The Justice card from the famous Rider-Waite deck shows us a woman seated on a throne. Flanking the throne are two pillars, symbolizing severity and mercy. The woman in the image looks directly at us. She wears a crown set with a square gem, a representation of logic and reason. The clasp of her cloak is a circle set in a square, a reminder that the law protects us all. In one hand she holds a sword; in the other, a set of scales. The sword that Justice holds is double-edged, reminding us that justice is impartial. The scales are perfectly balanced, needing only the lightest touch. This is a very particular idea of Justice. It’s an idea that I would call “justice as maintenance.” This card works under the assumption that the law protects all men equally. And if that’s the case—if the law is fair—then the job of Justice is simply to preserve the status quo. And so this Justice is steady and almost passive. The scales don’t need adjustment. The sword stays upright, a symbol of triumph. Justice remains seated on her throne. It’s a card that tries to convey neutrality, but also comes across as kind of disengaged.
The Rider-Waite Justice is closely linked with another card in the major arcana, the Hierophant. They tend to mirror each other, both in the Rider-Waite deck and others. Both Justice and the Hierophant are seated on thrones and wearing crowns, signalling authority. The Hierophant is an authority particularly focused on tradition and orthodoxy. He is concerned with balanced scales inasmuch as he relies on stability to maintain his tradition. He’s a shepherd intent on protecting his flock, but the limit of the Hierophant is that his protection extends only to those who look like him, who act like him, who believe what he believes. He is intent on protecting only his own, and only if they follow his rules. And I think that the Rider-Waite Justice is focused on similar things. Both of these cards hinge on the concept of authority, and they ask us to believe in the idea that those in power will keep the scales of justice balanced. But when we look at Justice through the lens of the Hierophant, we see a Justice that is focused on justice for its own kind and not for anyone else. It’s an asterisked concept of justice, one that includes only those who meet a narrow set of qualifications.

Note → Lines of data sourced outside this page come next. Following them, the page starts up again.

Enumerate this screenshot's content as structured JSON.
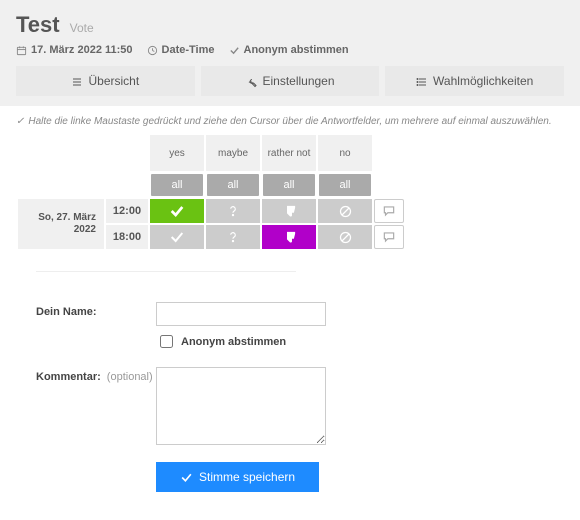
{
  "header": {
    "title": "Test",
    "subtitle": "Vote",
    "date": "17. März 2022 11:50",
    "date_type": "Date-Time",
    "anon": "Anonym abstimmen"
  },
  "tabs": {
    "overview": "Übersicht",
    "settings": "Einstellungen",
    "options": "Wahlmöglichkeiten"
  },
  "hint": "Halte die linke Maustaste gedrückt und ziehe den Cursor über die Antwortfelder, um mehrere auf einmal auszuwählen.",
  "grid": {
    "cols": {
      "yes": "yes",
      "maybe": "maybe",
      "rather_not": "rather not",
      "no": "no"
    },
    "all_label": "all",
    "date_label": "So, 27. März 2022",
    "rows": [
      {
        "time": "12:00",
        "selected": "yes"
      },
      {
        "time": "18:00",
        "selected": "rather_not"
      }
    ]
  },
  "form": {
    "name_label": "Dein Name:",
    "anon_label": "Anonym abstimmen",
    "comment_label": "Kommentar:",
    "optional": "(optional)",
    "submit": "Stimme speichern"
  }
}
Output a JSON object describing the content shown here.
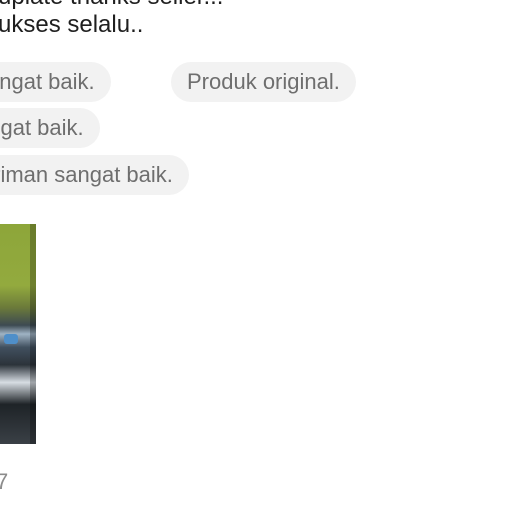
{
  "review": {
    "line_cut": "upiate thanks seller...",
    "line_main": "ukses selalu.."
  },
  "tags": [
    {
      "label": "sangat baik."
    },
    {
      "label": "Produk original."
    },
    {
      "label": "angat baik."
    },
    {
      "label": "giriman sangat baik."
    }
  ],
  "footer": {
    "meta": "7"
  }
}
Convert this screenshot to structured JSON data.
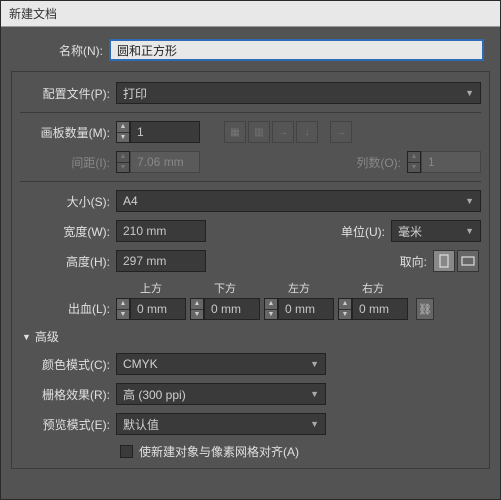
{
  "window": {
    "title": "新建文档"
  },
  "name": {
    "label": "名称(N):",
    "value": "圆和正方形"
  },
  "profile": {
    "label": "配置文件(P):",
    "value": "打印"
  },
  "artboards": {
    "count_label": "画板数量(M):",
    "count_value": "1",
    "spacing_label": "间距(I):",
    "spacing_value": "7.06 mm",
    "cols_label": "列数(O):",
    "cols_value": "1"
  },
  "size": {
    "preset_label": "大小(S):",
    "preset_value": "A4",
    "width_label": "宽度(W):",
    "width_value": "210 mm",
    "height_label": "高度(H):",
    "height_value": "297 mm",
    "unit_label": "单位(U):",
    "unit_value": "毫米",
    "orient_label": "取向:"
  },
  "bleed": {
    "label": "出血(L):",
    "top_label": "上方",
    "top_value": "0 mm",
    "bottom_label": "下方",
    "bottom_value": "0 mm",
    "left_label": "左方",
    "left_value": "0 mm",
    "right_label": "右方",
    "right_value": "0 mm"
  },
  "advanced": {
    "header": "高级",
    "color_label": "颜色模式(C):",
    "color_value": "CMYK",
    "raster_label": "栅格效果(R):",
    "raster_value": "高 (300 ppi)",
    "preview_label": "预览模式(E):",
    "preview_value": "默认值",
    "align_label": "使新建对象与像素网格对齐(A)"
  }
}
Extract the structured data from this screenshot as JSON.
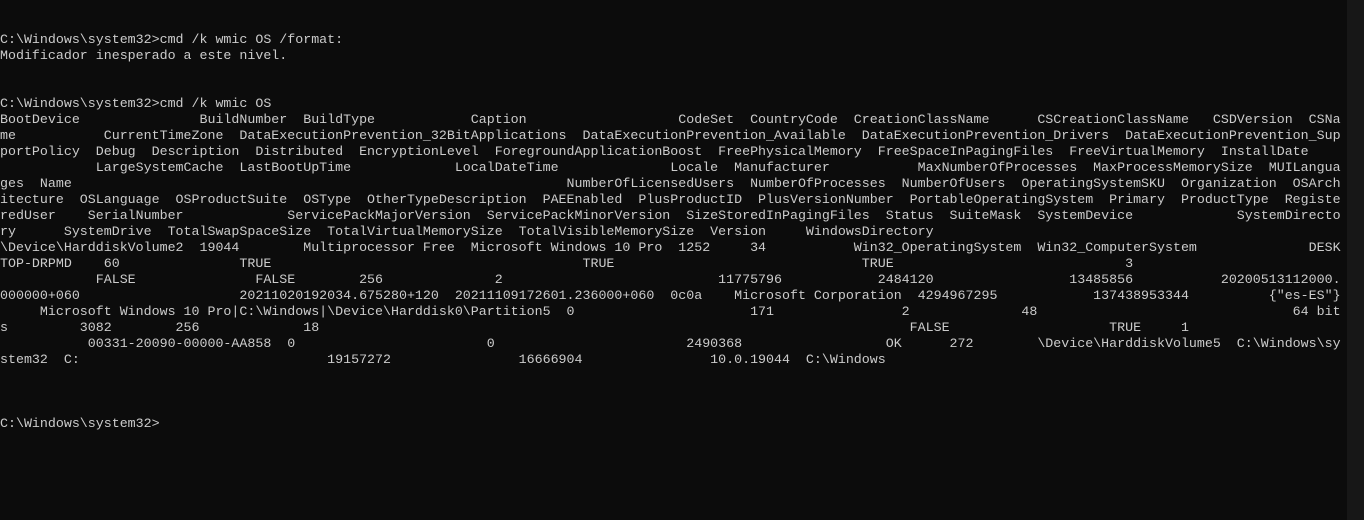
{
  "window": {
    "background": "#0c0c0c",
    "foreground": "#cccccc"
  },
  "terminal": {
    "lines": [
      "",
      "",
      "C:\\Windows\\system32>cmd /k wmic OS /format:",
      "Modificador inesperado a este nivel.",
      "",
      "",
      "C:\\Windows\\system32>cmd /k wmic OS",
      "BootDevice               BuildNumber  BuildType            Caption                   CodeSet  CountryCode  CreationClassName      CSCreationClassName   CSDVersion  CSNa",
      "me           CurrentTimeZone  DataExecutionPrevention_32BitApplications  DataExecutionPrevention_Available  DataExecutionPrevention_Drivers  DataExecutionPrevention_Sup",
      "portPolicy  Debug  Description  Distributed  EncryptionLevel  ForegroundApplicationBoost  FreePhysicalMemory  FreeSpaceInPagingFiles  FreeVirtualMemory  InstallDate",
      "            LargeSystemCache  LastBootUpTime             LocalDateTime              Locale  Manufacturer           MaxNumberOfProcesses  MaxProcessMemorySize  MUILangua",
      "ges  Name                                                              NumberOfLicensedUsers  NumberOfProcesses  NumberOfUsers  OperatingSystemSKU  Organization  OSArch",
      "itecture  OSLanguage  OSProductSuite  OSType  OtherTypeDescription  PAEEnabled  PlusProductID  PlusVersionNumber  PortableOperatingSystem  Primary  ProductType  Registe",
      "redUser    SerialNumber             ServicePackMajorVersion  ServicePackMinorVersion  SizeStoredInPagingFiles  Status  SuiteMask  SystemDevice             SystemDirecto",
      "ry      SystemDrive  TotalSwapSpaceSize  TotalVirtualMemorySize  TotalVisibleMemorySize  Version     WindowsDirectory",
      "\\Device\\HarddiskVolume2  19044        Multiprocessor Free  Microsoft Windows 10 Pro  1252     34           Win32_OperatingSystem  Win32_ComputerSystem              DESK",
      "TOP-DRPMD    60               TRUE                                       TRUE                               TRUE                             3",
      "            FALSE               FALSE        256              2                           11775796            2484120                 13485856           20200513112000.",
      "000000+060                    20211020192034.675280+120  20211109172601.236000+060  0c0a    Microsoft Corporation  4294967295            137438953344          {\"es-ES\"}",
      "     Microsoft Windows 10 Pro|C:\\Windows|\\Device\\Harddisk0\\Partition5  0                      171                2              48                                64 bit",
      "s         3082        256             18                                                                          FALSE                    TRUE     1",
      "           00331-20090-00000-AA858  0                        0                        2490368                  OK      272        \\Device\\HarddiskVolume5  C:\\Windows\\sy",
      "stem32  C:                               19157272                16666904                10.0.19044  C:\\Windows",
      "",
      "",
      "",
      "C:\\Windows\\system32>"
    ]
  }
}
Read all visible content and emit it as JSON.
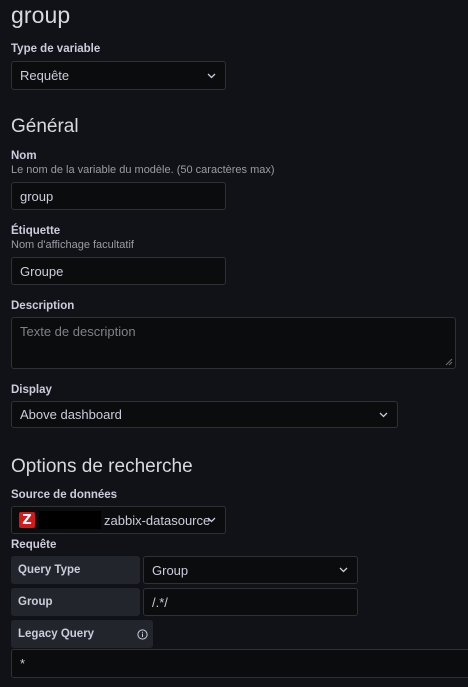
{
  "page_title": "group",
  "variable_type": {
    "label": "Type de variable",
    "value": "Requête"
  },
  "general": {
    "title": "Général",
    "name": {
      "label": "Nom",
      "hint": "Le nom de la variable du modèle. (50 caractères max)",
      "value": "group"
    },
    "etiquette": {
      "label": "Étiquette",
      "hint": "Nom d'affichage facultatif",
      "value": "Groupe"
    },
    "description": {
      "label": "Description",
      "placeholder": "Texte de description"
    },
    "display": {
      "label": "Display",
      "value": "Above dashboard"
    }
  },
  "search_options": {
    "title": "Options de recherche",
    "datasource": {
      "label": "Source de données",
      "logo_letter": "Z",
      "value": "zabbix-datasource",
      "logo_color": "#d4191b"
    },
    "requete": {
      "label": "Requête",
      "query_type": {
        "label": "Query Type",
        "value": "Group"
      },
      "group": {
        "label": "Group",
        "value": "/.*/"
      },
      "legacy_query": {
        "label": "Legacy Query",
        "value": "*"
      }
    }
  },
  "icons": {
    "select_chevron": "chevron-down-icon",
    "info": "info-circle-icon",
    "resize": "resize-handle-icon"
  }
}
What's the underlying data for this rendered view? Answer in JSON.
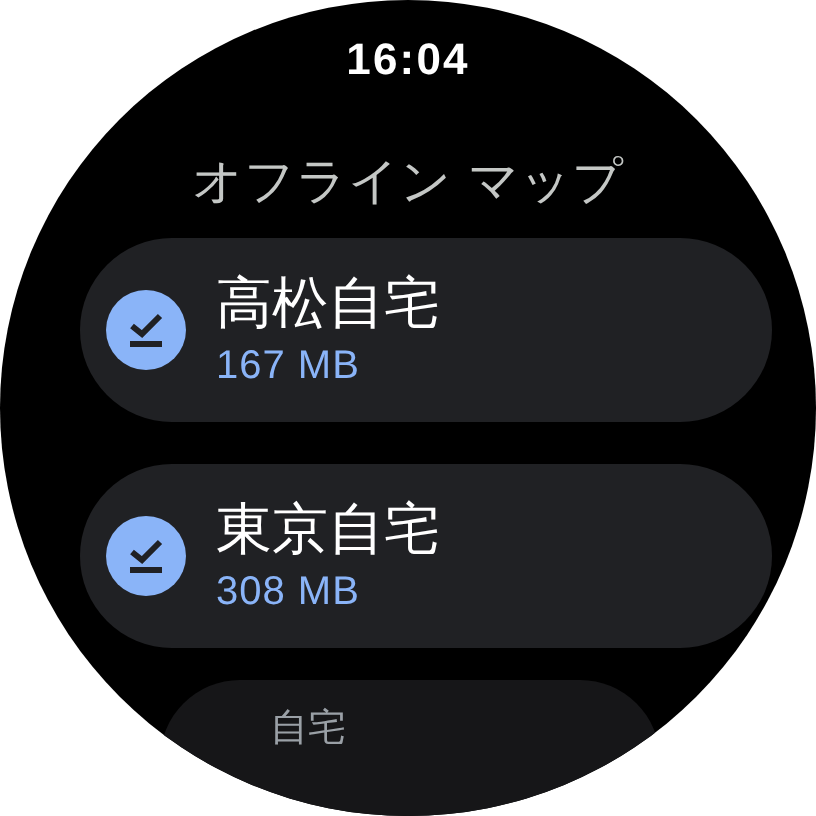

The Justice card from the Pagan Otherworlds Tarot is a sharp departure from what we traditionally see in this card. Rather than a ruler on a throne, we’re given a warrior running into battle. She is sure-footed and strong, crackling with energy and movement. Her sword is raised to the sun as if in blessing, and, noticeably, she looks like she might actually use it. What I find most telling about this card, though, is that the woman in the card is very focused on the scales. That, and the scales look like they may be unbalanced. Where the Rider-Waite Justice seems to start from a position of basic equality, this Justice does not. This is a Justice archetype that does not assume a present justice. And because of that, there’s no passivity here. There’s none of the stoic neutrality of the Rider-Waite Justice. Where the Rider-Waite Justice is nestled between her pillars, harbored safely in her establishment, this Justice is focused outwards, actively seeking wrongs to right. This Justice has work to do, and she’s headed out into the world to do it.
If the Rider-Waite Justice gives us visions of the Hierophant, then this Justice gives us something altogether different. She seems to be dressed in a way that’s reminiscent of the Wild Man. The Wild Man is a character from pre-Christian European festivals. Some of these festivals survive today, though the point of the original festivals is murky. In connection with nature’s rhythms, during solstices and harvests, men dress up in costumes and parade through the streets. Sometimes they cover themselves in plants, sometimes they’re dressed as animals or monsters. Sometimes both. The point, though, is that these costumes hide faces and human forms. The ritual of the Wild Man is way to bridge the ever-widening gap between human and animal, nature and civilization, life and death. In many ways, the Wild Man and the Hierophant are opposites. Where the Hierophant emphasizes order, the Wild Man loses himself in chaotic revelry. Where the Hierophant emphasizes the importance of identity, the Wild Man focuses on the blurring of that identity. While the Hierophant is safely ensconced in his institution, the Wild Man is flirting with the hedge and moving beyond borders of comfortable familiarity. And when we align the Justice archetype with the Wild Man, we create a more radical and moving concept of Justice. We create a Justice that is less focused on identity and more focused on need. We can open ourselves to a concept of justice that honors life outside our own institutions and beyond our own borders. It’s a Justice that continually pushes us outside of our own comfort and what we believe to be true.
Tarot is a great spiritual tool, but it’s so often used as nothing more than that. It’s not enough to meditate on cards. If we’re not prompted to action—if we don’t integrate these ideas into our lives—then the exercise is pointless. And I think that’s what I love about this Justice card. Justice is related to the element of air, and so by its nature it’s tied to things like reason and intellect and more abstract concepts. And so it’s easy to think of the Justice archetype as something passive, nothing more than a mental exercise. But this Justice card makes it about more than that. There’s undeniable movement and action here, as there should be. Meditate on the Justice archetype all you like, but also, follow her outside your own border. Listen to her call for action. Let her prompt you to go out and do.